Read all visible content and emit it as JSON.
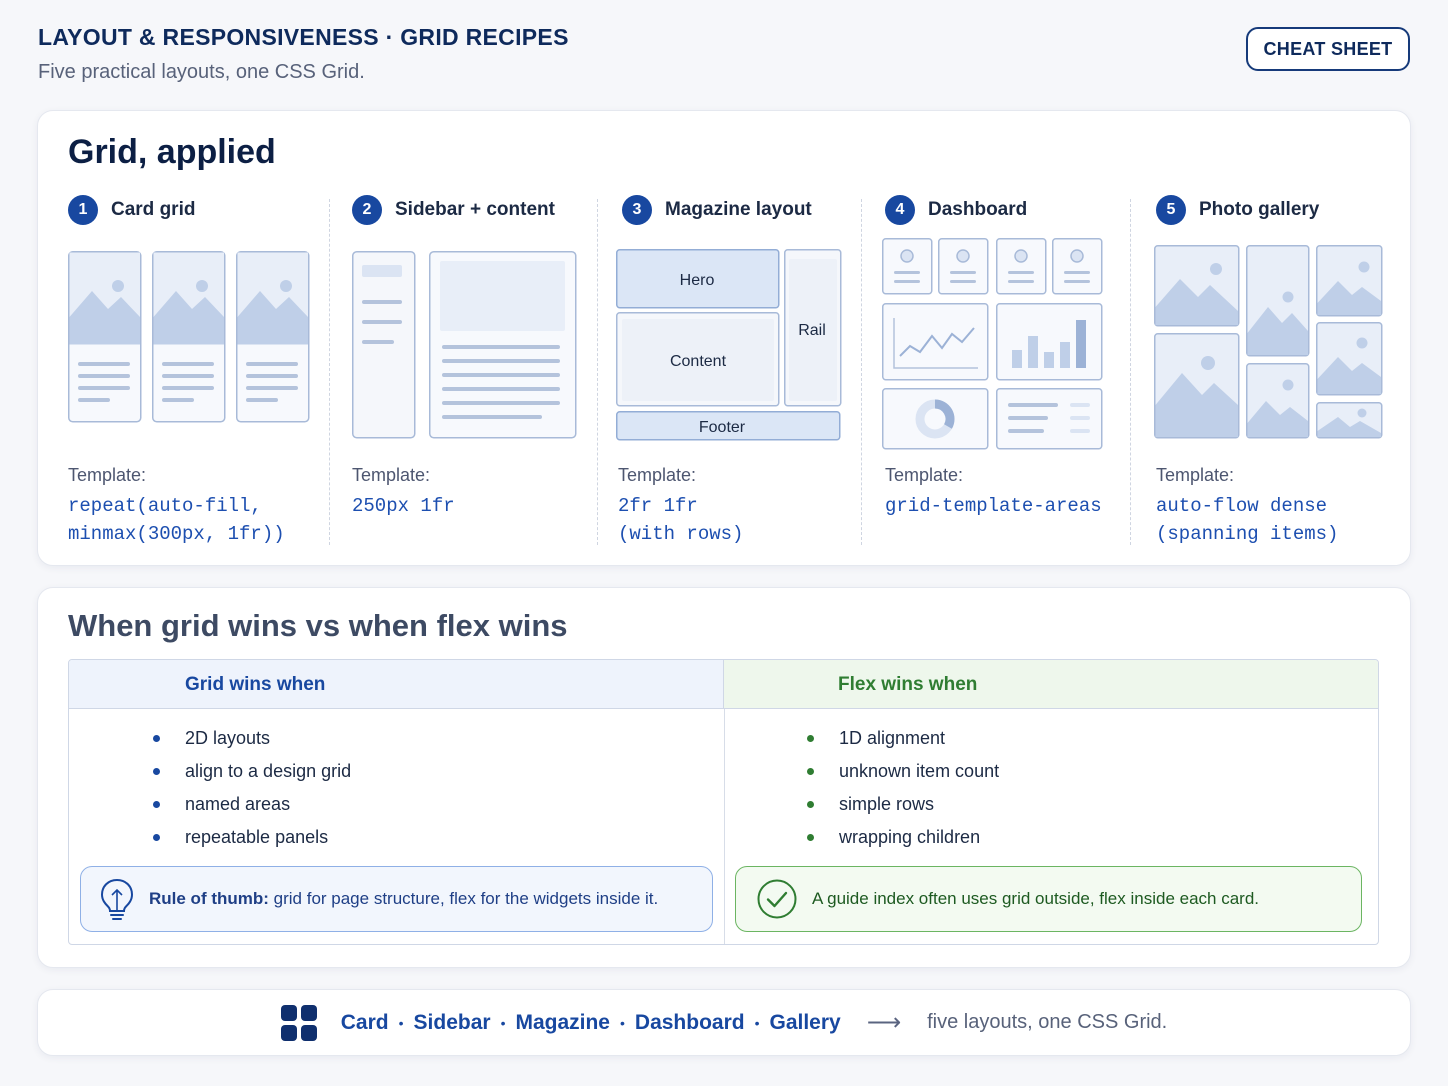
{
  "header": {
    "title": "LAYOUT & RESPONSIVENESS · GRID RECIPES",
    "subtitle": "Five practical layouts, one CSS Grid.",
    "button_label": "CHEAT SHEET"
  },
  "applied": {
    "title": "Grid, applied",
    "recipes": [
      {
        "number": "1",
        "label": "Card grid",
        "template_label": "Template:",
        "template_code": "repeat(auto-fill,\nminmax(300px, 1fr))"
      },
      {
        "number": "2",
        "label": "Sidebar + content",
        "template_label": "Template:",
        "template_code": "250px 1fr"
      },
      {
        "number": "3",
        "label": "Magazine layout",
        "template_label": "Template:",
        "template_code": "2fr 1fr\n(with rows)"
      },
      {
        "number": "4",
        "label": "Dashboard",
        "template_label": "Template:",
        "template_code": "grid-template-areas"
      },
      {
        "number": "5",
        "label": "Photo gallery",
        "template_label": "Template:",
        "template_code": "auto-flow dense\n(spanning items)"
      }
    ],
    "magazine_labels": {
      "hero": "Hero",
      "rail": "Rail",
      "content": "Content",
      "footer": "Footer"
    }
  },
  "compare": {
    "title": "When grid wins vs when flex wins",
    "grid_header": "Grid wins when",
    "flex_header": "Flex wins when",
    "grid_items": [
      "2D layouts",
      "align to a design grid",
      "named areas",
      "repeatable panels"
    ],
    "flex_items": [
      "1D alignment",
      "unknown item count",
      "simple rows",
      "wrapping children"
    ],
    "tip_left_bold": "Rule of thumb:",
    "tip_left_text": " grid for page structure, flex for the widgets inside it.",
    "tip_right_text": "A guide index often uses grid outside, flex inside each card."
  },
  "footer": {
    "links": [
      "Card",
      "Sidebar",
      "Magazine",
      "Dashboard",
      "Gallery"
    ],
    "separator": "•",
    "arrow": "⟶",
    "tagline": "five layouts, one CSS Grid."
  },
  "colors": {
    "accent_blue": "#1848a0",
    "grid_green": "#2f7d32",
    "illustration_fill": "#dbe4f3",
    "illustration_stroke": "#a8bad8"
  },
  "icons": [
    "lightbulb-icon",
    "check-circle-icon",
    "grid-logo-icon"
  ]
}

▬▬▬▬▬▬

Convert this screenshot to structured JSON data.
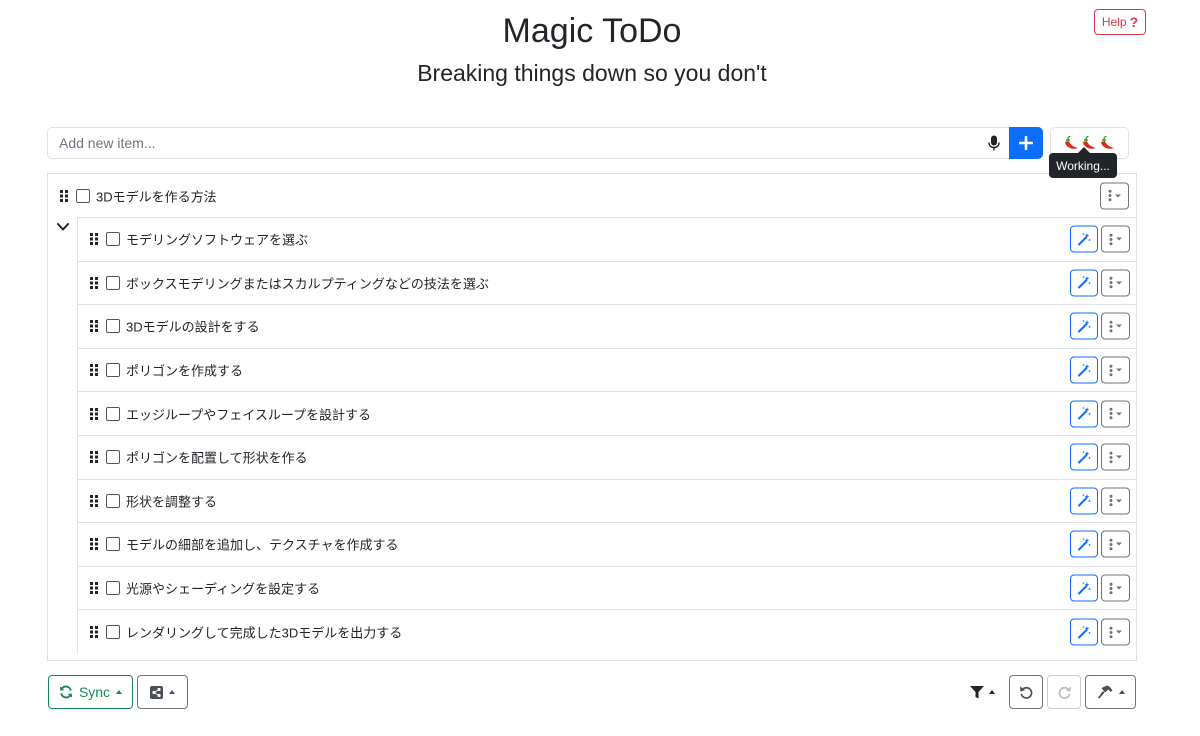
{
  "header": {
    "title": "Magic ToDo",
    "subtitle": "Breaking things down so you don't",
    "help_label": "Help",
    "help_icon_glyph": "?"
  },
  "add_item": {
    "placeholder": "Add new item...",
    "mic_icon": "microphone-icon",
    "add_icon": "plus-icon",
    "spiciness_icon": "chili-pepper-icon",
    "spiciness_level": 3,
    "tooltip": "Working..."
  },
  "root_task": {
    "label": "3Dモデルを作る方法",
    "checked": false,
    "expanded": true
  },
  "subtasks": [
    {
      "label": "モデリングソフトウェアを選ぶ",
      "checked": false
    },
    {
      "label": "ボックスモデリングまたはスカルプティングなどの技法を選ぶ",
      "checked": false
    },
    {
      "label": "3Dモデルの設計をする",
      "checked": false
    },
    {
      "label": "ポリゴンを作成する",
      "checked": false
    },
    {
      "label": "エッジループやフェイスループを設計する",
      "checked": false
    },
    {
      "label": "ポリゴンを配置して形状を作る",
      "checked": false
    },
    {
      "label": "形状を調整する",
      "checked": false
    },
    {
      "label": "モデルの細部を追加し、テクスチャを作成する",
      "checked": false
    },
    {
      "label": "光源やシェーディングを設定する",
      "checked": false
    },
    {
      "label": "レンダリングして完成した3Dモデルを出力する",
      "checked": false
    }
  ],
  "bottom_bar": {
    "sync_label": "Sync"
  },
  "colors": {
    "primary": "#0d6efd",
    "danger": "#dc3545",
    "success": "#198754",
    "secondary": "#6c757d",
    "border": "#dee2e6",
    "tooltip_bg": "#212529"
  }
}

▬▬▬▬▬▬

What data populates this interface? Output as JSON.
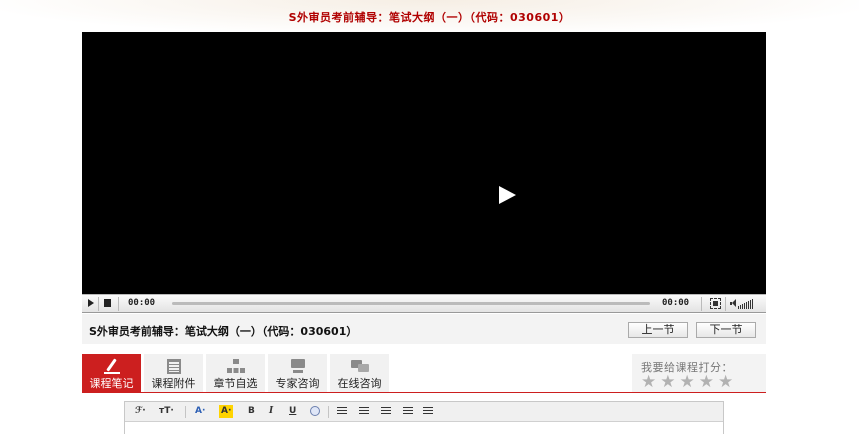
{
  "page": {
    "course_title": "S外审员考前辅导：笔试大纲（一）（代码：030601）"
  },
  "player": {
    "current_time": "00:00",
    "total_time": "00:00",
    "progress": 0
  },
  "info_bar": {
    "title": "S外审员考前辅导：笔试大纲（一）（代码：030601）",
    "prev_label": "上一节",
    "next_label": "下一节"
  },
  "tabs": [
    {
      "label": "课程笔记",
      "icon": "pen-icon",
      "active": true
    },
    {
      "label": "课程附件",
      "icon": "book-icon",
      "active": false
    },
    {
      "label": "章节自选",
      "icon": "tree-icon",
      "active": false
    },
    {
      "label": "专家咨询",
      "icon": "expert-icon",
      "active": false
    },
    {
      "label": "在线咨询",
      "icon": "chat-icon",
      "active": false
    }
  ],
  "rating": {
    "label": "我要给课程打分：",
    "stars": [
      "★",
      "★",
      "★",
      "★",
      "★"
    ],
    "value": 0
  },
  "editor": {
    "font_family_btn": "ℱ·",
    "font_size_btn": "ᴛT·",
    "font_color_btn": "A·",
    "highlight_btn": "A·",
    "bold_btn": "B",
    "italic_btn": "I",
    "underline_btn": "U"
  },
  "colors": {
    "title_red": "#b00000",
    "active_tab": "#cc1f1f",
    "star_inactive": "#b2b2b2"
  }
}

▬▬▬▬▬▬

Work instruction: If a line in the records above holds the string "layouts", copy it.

Exercise response:
    "subtitle": "Five practical layouts, one CSS Grid.",
      "2D layouts",
    "tagline": "five layouts, one CSS Grid."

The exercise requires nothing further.